## The task:
Each line below needs to be returned exactly. Skip any picture.

Collected data:
+ + + + +
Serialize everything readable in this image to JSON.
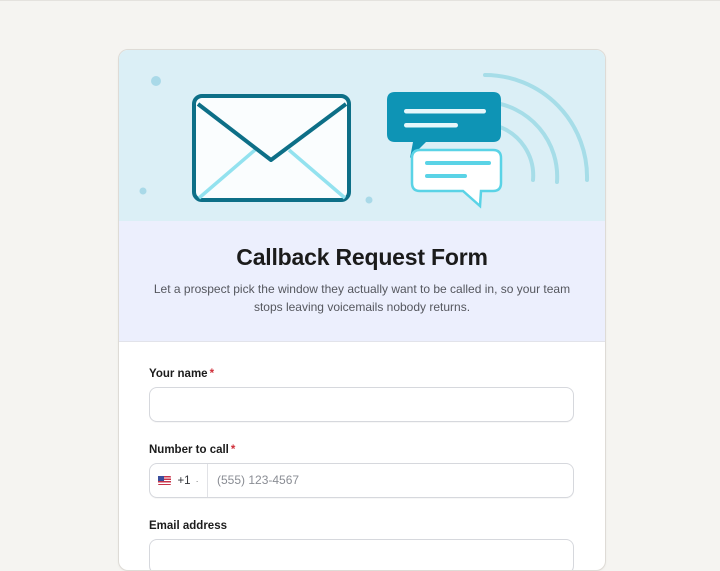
{
  "form": {
    "title": "Callback Request Form",
    "subtitle": "Let a prospect pick the window they actually want to be called in, so your team stops leaving voicemails nobody returns.",
    "required_marker": "*"
  },
  "fields": {
    "name": {
      "label": "Your name",
      "value": "",
      "required": true
    },
    "phone": {
      "label": "Number to call",
      "required": true,
      "country_flag": "us-flag-icon",
      "country_code": "+1",
      "separator": "·",
      "placeholder": "(555) 123-4567"
    },
    "email": {
      "label": "Email address"
    }
  },
  "colors": {
    "hero_bg": "#dbeff6",
    "header_bg": "#eceffd",
    "accent_teal": "#0e94b5",
    "accent_dark": "#0d6f87",
    "required_red": "#d0303a"
  },
  "illustration": {
    "icons": [
      "envelope-icon",
      "chat-bubbles-icon",
      "signal-waves-icon"
    ]
  }
}
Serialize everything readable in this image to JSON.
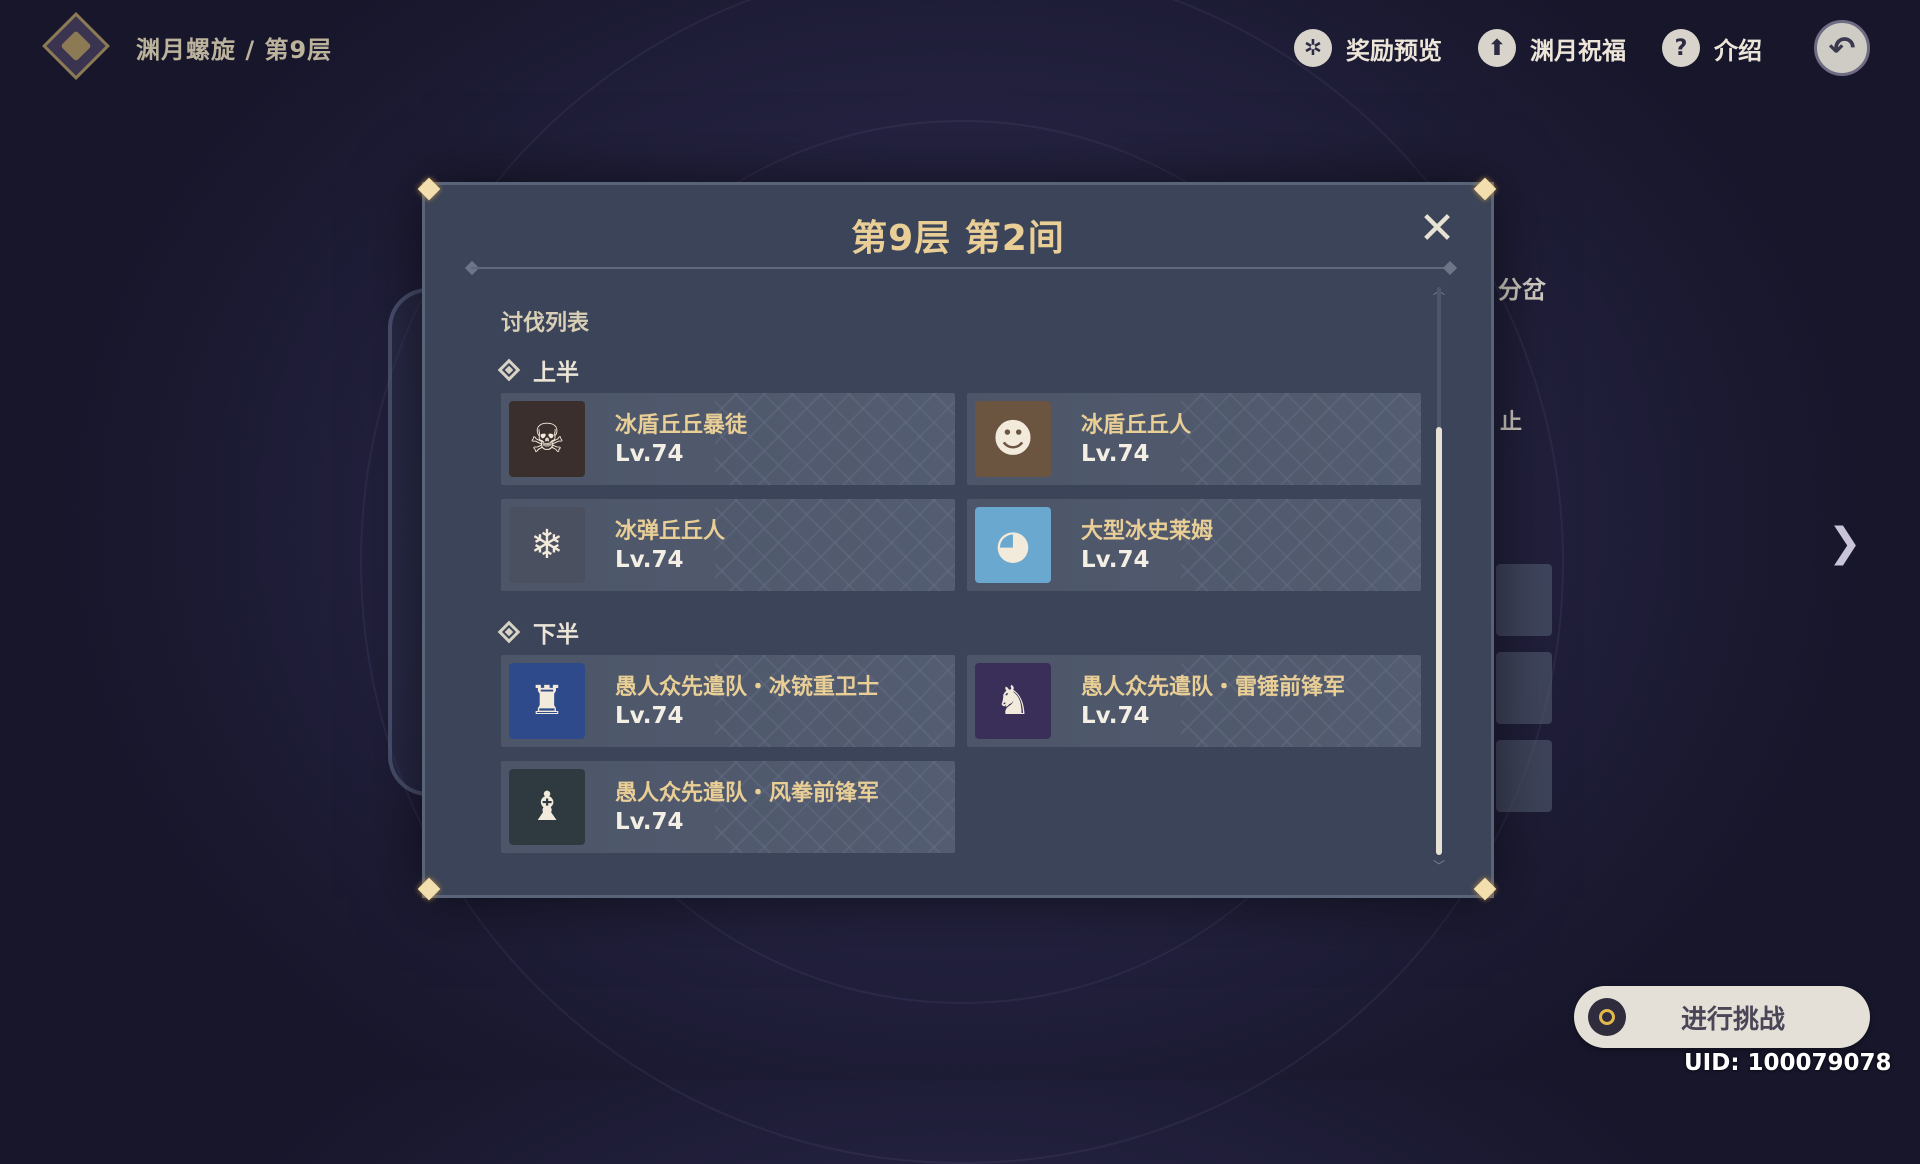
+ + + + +
## Problem solution:
Serialize everything readable in this image to JSON.
{
  "form": {
    "title": "Callback Request Form",
    "subtitle": "Let a prospect pick the window they actually want to be called in, so your team stops leaving voicemails nobody returns.",
    "required_marker": "*"
  },
  "fields": {
    "name": {
      "label": "Your name",
      "value": "",
      "required": true
    },
    "phone": {
      "label": "Number to call",
      "required": true,
      "country_flag": "us-flag-icon",
      "country_code": "+1",
      "separator": "·",
      "placeholder": "(555) 123-4567"
    },
    "email": {
      "label": "Email address"
    }
  },
  "colors": {
    "hero_bg": "#dbeff6",
    "header_bg": "#eceffd",
    "accent_teal": "#0e94b5",
    "accent_dark": "#0d6f87",
    "required_red": "#d0303a"
  },
  "illustration": {
    "icons": [
      "envelope-icon",
      "chat-bubbles-icon",
      "signal-waves-icon"
    ]
  }
}
Serialize everything readable in this image to JSON.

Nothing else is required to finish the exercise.